What to work on:
For the records below, report how many lines include the word "Learning". Only the number should appear.

Input for this task:
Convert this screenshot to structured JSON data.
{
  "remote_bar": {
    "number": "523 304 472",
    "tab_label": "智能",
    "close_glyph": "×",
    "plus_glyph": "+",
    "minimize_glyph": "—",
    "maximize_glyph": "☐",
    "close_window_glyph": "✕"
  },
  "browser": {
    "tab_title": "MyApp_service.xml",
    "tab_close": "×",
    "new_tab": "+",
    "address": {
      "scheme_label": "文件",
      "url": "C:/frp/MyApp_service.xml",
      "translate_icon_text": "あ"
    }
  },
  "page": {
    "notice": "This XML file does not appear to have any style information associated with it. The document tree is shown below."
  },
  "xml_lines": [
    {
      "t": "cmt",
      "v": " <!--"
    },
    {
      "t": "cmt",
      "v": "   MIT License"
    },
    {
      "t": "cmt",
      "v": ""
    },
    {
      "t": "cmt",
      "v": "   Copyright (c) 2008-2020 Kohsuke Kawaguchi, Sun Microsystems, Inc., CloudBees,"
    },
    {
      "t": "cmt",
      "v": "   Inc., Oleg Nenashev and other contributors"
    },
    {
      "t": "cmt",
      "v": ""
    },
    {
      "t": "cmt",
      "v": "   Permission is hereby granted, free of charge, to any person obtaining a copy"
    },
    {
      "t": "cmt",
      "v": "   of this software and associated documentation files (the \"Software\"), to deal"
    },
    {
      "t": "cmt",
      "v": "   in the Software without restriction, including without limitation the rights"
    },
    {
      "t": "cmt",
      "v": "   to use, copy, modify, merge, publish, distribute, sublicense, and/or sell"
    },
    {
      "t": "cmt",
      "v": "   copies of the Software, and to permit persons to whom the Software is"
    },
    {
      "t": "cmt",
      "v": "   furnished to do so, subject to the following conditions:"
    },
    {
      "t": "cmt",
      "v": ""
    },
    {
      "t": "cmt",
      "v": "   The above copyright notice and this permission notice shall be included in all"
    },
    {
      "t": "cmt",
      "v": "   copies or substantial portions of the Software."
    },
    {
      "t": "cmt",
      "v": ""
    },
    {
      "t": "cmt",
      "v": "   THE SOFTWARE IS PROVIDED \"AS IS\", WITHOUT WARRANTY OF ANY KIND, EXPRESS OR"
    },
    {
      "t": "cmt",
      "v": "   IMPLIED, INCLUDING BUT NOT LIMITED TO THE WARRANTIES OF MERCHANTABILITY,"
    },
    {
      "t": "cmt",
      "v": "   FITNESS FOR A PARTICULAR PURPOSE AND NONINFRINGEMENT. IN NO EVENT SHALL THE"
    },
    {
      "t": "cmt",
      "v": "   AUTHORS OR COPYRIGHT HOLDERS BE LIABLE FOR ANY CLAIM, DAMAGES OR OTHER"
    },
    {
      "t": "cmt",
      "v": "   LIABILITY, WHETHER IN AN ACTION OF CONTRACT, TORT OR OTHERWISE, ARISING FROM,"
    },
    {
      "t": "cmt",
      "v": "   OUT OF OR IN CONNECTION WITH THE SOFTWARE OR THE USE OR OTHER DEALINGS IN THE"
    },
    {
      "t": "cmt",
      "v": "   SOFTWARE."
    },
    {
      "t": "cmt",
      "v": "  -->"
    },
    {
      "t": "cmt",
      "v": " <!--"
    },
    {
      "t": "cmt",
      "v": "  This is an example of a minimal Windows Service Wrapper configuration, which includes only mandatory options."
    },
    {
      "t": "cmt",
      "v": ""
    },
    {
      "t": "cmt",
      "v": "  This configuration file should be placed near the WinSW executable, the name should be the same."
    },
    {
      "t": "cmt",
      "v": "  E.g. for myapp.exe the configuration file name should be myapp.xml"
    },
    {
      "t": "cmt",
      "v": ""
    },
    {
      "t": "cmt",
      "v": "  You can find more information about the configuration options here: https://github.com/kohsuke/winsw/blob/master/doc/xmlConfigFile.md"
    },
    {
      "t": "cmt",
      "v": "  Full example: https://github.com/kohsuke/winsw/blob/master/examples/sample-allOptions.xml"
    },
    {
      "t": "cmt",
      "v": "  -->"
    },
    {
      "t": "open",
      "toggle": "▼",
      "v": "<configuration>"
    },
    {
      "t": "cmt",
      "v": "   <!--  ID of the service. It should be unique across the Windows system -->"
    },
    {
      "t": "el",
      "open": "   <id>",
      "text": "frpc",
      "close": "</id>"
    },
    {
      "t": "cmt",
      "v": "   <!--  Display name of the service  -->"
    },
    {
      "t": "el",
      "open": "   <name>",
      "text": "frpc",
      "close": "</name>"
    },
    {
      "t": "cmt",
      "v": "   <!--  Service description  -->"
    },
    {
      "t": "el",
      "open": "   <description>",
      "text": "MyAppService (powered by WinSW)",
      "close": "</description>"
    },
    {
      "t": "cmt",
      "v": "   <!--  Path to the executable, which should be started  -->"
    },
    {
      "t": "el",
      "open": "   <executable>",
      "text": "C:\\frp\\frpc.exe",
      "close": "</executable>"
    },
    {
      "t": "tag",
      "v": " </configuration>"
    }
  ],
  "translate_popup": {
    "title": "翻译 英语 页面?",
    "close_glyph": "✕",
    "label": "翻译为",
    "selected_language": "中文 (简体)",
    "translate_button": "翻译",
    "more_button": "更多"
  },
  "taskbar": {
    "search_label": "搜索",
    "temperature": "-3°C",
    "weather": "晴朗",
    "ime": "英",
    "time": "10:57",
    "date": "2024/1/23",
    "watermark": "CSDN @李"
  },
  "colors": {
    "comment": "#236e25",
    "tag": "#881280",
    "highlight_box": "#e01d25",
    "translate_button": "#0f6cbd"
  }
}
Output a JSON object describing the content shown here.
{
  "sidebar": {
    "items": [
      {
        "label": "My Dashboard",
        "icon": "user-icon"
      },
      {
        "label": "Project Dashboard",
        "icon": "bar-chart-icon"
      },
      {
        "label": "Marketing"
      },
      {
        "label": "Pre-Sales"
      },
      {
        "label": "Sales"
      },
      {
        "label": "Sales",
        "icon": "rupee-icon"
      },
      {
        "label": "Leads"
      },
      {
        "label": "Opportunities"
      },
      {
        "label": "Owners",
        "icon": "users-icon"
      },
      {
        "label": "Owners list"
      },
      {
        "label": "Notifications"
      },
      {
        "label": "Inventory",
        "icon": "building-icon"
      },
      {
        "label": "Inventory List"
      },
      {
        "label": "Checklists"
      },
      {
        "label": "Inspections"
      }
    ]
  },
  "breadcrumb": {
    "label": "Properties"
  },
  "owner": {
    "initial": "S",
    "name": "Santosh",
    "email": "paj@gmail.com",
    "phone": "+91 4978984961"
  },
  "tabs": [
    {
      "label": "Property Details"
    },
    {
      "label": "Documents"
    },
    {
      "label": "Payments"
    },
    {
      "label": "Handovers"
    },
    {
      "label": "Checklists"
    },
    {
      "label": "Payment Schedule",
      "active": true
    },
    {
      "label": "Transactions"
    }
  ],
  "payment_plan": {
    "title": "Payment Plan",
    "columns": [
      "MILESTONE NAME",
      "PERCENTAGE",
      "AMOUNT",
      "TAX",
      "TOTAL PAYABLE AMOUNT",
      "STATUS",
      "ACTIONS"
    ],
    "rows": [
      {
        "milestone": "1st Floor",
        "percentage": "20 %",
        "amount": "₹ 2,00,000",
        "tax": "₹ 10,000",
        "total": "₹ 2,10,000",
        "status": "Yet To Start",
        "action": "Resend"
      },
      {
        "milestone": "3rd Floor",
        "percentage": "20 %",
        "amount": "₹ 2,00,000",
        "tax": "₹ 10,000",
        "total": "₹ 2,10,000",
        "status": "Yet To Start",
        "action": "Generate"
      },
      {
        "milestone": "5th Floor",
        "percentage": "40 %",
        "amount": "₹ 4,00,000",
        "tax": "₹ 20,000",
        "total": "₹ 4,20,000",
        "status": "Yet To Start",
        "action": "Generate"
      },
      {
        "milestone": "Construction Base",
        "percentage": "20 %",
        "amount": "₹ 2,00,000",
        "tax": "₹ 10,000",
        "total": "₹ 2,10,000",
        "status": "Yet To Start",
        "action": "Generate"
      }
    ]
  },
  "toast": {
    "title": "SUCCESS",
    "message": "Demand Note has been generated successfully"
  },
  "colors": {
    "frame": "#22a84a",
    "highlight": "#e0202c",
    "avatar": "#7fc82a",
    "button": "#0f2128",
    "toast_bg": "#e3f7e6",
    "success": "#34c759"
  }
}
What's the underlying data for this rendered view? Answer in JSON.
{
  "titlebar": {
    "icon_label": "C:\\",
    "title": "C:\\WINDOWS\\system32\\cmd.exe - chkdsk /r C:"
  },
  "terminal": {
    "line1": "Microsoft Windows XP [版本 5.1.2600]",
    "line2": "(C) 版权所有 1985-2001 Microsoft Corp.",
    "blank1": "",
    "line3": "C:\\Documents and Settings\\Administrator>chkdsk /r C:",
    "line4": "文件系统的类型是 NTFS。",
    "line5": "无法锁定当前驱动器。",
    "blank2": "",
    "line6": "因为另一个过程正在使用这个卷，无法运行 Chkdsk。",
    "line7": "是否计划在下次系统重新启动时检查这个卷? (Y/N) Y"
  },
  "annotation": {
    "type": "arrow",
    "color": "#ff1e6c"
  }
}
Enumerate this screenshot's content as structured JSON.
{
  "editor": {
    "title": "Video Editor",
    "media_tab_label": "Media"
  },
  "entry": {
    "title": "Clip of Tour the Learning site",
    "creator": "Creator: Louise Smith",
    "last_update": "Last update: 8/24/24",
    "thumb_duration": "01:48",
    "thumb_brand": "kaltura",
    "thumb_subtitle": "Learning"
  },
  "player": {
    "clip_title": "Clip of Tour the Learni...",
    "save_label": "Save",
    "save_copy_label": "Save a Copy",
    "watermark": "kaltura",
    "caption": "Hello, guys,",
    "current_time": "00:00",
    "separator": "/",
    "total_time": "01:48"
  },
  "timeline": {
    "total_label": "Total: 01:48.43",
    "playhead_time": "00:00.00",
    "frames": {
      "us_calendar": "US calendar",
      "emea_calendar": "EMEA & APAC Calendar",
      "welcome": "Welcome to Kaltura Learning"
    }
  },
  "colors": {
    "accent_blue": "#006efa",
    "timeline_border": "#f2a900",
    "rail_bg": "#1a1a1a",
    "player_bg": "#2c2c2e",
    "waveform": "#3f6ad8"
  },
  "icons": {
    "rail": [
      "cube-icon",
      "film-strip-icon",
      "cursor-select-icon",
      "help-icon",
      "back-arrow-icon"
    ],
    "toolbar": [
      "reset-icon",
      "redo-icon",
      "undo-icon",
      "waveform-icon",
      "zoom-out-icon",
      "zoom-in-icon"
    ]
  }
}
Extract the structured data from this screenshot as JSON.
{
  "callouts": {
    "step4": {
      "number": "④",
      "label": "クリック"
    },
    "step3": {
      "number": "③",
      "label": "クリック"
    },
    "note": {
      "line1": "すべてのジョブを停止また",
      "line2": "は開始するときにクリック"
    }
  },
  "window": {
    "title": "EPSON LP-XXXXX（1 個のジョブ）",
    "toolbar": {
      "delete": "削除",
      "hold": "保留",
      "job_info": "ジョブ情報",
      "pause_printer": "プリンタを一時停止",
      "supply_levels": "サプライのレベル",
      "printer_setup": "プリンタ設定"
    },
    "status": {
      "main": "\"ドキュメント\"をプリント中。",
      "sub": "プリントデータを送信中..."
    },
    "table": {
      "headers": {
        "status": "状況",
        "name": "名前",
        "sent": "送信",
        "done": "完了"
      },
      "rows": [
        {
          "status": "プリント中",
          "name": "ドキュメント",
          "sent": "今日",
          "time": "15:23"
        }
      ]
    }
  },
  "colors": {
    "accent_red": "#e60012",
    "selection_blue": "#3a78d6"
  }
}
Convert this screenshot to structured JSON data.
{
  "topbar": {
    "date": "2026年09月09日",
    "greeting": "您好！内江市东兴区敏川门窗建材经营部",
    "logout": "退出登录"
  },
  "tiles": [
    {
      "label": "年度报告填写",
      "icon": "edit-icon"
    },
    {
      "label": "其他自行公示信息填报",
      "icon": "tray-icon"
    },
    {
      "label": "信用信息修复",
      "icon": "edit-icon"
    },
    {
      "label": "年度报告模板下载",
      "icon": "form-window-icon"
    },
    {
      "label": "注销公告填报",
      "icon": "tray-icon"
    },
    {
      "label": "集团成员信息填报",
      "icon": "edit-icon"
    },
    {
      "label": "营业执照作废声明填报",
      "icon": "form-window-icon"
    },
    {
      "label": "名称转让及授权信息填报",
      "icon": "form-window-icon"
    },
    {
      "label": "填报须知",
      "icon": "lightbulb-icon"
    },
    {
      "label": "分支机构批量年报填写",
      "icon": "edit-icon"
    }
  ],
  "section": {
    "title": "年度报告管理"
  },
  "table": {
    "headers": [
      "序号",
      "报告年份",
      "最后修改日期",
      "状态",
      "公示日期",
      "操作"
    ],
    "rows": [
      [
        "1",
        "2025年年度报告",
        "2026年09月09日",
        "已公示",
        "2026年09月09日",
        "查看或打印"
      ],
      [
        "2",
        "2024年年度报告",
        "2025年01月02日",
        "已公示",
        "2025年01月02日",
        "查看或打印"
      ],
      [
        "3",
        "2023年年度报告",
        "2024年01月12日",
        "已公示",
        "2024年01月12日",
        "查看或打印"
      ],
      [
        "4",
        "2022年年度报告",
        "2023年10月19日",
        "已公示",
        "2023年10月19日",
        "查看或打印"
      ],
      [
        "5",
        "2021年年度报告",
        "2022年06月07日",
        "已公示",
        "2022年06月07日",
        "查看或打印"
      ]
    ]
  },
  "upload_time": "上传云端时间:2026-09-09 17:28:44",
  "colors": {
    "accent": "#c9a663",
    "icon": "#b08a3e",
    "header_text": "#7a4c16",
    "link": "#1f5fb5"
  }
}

Task solution:
3